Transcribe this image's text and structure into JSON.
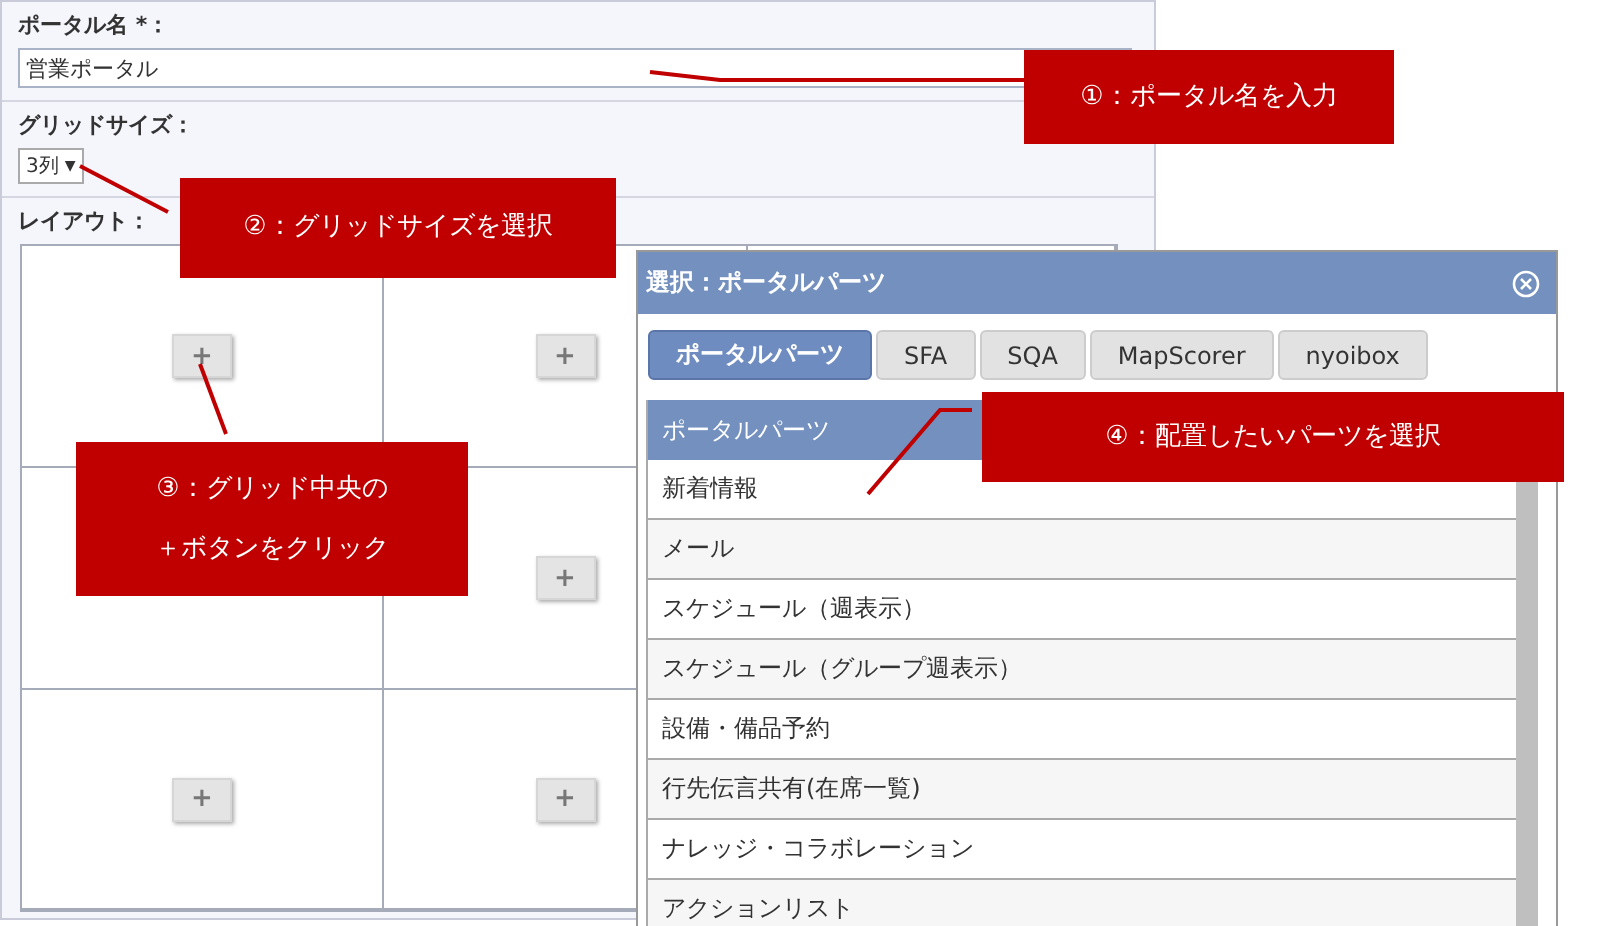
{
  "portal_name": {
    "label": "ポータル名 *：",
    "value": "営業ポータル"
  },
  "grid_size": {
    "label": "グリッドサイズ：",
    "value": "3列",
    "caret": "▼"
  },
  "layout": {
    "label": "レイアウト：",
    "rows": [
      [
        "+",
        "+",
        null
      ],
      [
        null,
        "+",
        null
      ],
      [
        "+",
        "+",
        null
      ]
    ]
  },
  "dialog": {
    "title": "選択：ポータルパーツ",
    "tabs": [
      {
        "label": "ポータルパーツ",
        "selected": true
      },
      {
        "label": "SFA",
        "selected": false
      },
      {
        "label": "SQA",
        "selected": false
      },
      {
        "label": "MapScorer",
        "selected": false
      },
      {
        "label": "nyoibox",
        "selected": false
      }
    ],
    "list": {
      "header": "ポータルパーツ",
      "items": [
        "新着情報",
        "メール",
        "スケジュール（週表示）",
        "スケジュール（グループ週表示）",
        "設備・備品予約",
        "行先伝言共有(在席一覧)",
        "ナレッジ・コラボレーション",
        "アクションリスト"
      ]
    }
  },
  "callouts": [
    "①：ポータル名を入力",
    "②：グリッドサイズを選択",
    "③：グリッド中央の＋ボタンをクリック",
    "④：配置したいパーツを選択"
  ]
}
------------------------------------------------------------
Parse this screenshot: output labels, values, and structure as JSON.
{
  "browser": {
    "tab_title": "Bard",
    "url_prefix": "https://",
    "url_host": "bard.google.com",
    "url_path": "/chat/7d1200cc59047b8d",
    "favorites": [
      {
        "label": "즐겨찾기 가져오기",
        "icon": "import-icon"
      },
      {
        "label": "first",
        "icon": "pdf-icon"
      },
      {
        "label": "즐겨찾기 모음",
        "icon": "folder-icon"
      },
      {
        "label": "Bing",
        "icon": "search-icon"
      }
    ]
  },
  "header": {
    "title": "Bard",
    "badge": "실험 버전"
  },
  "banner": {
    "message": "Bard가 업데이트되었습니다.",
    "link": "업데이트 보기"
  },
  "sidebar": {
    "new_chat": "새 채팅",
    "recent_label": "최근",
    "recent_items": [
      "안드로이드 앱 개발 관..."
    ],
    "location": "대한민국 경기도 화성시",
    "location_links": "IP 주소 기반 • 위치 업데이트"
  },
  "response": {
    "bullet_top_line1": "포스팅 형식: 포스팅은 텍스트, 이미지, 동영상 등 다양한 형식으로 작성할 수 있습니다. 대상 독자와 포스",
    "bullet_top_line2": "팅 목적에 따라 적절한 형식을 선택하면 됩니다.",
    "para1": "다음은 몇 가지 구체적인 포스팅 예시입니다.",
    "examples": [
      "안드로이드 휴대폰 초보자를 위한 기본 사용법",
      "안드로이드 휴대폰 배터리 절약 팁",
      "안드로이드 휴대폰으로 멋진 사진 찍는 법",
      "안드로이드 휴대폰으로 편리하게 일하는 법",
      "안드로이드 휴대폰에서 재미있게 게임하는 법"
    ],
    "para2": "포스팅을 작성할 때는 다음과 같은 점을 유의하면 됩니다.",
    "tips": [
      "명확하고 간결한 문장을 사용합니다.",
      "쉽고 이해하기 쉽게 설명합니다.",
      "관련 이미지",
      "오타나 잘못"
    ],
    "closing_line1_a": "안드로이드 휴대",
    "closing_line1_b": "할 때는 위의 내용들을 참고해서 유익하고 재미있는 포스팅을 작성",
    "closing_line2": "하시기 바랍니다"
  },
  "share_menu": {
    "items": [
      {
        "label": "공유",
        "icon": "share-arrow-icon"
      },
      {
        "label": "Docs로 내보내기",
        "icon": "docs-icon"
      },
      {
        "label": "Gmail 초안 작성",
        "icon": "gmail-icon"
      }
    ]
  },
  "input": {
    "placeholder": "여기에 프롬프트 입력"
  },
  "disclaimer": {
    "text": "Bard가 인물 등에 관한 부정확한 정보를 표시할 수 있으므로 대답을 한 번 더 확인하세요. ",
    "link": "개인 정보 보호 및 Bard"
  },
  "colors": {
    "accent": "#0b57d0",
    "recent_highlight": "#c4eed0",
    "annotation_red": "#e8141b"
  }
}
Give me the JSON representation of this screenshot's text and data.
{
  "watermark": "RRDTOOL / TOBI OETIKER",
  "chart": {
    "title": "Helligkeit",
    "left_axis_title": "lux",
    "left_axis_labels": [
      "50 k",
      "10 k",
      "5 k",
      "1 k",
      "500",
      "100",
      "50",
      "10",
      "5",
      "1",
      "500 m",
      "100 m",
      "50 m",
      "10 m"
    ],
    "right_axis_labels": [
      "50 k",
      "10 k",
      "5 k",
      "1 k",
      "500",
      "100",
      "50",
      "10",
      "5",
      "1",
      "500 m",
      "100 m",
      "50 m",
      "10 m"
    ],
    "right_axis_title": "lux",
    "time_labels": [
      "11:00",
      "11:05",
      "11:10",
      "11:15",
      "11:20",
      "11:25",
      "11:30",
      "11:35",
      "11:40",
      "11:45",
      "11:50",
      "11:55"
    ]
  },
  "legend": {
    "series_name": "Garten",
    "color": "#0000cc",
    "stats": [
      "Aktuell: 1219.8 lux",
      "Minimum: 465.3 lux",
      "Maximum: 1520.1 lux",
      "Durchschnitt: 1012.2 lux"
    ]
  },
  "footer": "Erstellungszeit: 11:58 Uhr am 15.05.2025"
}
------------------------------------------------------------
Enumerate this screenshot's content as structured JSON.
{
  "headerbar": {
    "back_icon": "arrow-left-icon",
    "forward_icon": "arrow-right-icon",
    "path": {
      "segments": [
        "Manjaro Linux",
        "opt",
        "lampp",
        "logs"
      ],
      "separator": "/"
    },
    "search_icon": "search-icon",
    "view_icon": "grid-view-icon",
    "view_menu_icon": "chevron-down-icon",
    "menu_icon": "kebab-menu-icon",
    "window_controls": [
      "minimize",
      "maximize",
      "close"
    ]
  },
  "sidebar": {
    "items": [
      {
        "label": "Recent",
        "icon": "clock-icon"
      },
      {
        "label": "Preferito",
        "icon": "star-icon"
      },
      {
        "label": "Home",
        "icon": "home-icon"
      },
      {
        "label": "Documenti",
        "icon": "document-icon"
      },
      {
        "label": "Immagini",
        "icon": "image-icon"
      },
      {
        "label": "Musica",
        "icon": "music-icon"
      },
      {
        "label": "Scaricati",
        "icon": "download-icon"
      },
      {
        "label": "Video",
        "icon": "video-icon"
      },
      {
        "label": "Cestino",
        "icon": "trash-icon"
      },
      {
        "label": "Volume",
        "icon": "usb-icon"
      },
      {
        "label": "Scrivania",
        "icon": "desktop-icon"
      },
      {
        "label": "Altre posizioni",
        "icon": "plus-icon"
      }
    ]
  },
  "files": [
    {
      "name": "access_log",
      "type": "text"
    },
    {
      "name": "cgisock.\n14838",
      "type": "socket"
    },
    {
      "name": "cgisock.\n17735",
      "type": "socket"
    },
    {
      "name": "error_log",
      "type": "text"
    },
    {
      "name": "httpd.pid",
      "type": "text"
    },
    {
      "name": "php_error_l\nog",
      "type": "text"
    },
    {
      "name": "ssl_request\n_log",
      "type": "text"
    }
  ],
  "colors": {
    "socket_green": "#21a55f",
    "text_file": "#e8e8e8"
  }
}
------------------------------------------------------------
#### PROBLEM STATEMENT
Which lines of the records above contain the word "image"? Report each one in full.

#### RESPONSE TO THE EXERCISE
Transcribe this image's text and structure into JSON.
        "icon": "image-icon"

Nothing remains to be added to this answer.